(App and web page records)
==============================

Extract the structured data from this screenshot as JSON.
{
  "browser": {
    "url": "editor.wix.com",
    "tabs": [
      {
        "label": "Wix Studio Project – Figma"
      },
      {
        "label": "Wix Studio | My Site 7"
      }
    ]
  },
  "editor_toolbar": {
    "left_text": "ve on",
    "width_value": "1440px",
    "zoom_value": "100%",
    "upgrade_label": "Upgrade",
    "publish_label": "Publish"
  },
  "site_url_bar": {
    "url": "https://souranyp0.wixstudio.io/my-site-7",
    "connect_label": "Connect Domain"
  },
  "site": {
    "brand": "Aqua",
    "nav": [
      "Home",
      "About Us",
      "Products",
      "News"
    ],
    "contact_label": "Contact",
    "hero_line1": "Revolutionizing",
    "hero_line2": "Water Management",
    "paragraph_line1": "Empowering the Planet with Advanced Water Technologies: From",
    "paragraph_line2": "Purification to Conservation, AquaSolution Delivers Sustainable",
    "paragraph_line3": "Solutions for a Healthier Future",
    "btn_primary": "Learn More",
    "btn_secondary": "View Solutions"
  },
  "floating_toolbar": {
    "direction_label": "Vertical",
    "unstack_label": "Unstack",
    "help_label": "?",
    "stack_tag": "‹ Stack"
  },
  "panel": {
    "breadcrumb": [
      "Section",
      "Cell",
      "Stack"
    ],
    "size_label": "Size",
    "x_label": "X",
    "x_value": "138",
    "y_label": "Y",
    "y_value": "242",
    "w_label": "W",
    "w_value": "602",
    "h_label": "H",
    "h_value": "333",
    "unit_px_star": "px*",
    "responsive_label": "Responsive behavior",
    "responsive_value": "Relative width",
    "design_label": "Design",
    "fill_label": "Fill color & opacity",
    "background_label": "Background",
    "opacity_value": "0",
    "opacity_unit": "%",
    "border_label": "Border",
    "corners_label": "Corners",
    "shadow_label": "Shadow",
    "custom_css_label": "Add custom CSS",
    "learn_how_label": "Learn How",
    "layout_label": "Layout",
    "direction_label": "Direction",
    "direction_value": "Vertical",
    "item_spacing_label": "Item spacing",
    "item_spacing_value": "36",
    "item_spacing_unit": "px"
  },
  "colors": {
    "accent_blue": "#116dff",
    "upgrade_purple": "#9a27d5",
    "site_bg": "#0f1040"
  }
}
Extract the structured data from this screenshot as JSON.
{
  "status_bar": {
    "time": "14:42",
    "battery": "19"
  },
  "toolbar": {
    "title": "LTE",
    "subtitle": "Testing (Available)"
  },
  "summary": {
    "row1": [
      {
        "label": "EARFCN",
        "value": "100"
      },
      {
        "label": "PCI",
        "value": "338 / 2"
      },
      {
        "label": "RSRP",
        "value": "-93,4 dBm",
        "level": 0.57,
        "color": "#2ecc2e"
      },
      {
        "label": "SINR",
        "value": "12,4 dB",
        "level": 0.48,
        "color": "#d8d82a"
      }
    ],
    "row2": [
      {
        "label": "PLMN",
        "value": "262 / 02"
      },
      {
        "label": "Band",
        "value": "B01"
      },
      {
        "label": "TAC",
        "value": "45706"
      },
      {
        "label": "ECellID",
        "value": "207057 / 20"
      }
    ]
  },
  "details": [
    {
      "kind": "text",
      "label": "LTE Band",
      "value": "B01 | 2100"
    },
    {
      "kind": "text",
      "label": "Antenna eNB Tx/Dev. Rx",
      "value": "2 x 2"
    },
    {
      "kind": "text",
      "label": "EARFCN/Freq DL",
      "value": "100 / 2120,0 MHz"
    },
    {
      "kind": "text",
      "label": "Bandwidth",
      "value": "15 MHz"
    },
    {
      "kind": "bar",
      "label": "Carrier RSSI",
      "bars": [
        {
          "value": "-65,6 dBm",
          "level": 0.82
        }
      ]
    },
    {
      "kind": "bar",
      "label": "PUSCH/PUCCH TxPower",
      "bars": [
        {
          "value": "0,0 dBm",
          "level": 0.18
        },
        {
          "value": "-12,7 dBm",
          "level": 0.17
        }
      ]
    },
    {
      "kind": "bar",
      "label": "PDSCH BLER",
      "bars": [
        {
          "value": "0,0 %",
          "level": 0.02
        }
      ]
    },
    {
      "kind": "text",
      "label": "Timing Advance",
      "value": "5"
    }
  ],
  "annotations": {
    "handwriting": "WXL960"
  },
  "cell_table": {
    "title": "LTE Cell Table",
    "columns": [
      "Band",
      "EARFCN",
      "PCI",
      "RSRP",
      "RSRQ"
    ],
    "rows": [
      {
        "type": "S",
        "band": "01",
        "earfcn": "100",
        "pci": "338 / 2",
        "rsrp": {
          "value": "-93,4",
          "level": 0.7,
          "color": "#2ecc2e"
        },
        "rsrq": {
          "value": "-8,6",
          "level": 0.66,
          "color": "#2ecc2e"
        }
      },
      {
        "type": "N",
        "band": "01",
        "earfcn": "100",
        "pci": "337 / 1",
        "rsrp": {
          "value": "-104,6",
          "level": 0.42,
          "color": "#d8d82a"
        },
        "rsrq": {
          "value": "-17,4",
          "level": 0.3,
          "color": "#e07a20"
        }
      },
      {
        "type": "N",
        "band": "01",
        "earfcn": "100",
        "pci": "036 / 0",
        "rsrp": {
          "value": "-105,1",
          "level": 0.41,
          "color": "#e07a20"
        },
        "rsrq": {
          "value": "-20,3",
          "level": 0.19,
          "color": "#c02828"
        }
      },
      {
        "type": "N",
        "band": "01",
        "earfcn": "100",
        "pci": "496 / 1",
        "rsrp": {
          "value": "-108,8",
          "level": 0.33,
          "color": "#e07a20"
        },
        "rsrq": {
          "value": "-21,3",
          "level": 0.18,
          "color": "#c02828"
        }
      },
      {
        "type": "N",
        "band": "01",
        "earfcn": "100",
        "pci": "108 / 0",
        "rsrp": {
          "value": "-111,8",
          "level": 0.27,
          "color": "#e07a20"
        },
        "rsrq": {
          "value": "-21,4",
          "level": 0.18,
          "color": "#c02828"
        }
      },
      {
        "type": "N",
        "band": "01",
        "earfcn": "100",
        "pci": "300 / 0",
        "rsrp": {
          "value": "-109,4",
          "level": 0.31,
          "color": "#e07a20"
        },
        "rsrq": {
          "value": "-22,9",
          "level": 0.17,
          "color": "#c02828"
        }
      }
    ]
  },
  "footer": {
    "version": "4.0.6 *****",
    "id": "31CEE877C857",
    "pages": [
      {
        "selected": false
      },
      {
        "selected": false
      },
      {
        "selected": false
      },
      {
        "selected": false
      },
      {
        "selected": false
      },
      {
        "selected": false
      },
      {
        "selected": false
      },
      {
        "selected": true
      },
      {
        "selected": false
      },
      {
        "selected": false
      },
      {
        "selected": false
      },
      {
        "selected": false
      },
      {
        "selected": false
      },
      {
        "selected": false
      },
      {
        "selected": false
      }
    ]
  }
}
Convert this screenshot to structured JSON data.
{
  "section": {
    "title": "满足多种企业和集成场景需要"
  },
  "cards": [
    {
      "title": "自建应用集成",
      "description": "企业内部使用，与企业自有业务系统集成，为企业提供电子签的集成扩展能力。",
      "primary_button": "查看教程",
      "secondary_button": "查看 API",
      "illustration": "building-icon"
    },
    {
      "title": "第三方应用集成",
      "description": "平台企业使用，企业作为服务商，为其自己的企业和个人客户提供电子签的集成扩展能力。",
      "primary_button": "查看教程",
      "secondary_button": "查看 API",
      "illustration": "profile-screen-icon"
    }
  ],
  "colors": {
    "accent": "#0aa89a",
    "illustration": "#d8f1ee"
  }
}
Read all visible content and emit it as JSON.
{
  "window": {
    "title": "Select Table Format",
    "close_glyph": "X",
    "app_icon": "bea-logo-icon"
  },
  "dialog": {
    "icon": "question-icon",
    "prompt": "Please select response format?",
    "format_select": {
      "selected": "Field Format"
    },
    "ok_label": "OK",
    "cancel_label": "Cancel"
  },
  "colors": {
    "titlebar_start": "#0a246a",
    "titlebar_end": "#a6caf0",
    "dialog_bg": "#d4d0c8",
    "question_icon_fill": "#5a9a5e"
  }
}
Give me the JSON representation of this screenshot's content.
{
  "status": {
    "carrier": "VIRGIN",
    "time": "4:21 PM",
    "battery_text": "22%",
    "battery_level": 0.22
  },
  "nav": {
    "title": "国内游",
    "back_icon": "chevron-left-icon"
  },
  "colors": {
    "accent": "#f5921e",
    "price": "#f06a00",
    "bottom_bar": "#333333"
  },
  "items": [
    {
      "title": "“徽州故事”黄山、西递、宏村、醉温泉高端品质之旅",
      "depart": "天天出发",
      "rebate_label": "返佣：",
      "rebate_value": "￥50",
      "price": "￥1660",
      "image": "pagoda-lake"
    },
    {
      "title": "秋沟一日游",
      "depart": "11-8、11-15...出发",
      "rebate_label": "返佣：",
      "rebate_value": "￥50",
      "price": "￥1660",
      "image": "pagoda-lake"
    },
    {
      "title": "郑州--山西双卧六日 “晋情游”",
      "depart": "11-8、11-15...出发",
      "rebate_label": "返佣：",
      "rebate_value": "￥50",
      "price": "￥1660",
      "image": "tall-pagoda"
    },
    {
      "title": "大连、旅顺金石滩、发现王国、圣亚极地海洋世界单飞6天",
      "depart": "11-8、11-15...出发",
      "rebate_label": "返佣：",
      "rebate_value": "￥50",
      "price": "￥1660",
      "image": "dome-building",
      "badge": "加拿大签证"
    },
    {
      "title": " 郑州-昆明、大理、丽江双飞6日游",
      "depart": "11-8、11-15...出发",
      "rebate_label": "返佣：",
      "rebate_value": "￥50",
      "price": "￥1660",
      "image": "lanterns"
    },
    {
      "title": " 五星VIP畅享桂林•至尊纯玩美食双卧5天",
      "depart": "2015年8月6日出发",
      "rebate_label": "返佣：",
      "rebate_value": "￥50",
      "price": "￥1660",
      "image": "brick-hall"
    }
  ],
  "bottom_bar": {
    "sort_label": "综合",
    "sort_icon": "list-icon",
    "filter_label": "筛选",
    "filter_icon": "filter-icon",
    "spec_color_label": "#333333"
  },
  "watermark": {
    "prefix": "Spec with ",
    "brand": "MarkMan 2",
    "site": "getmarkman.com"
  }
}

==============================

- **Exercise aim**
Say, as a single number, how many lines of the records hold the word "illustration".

- **Exercise result**
3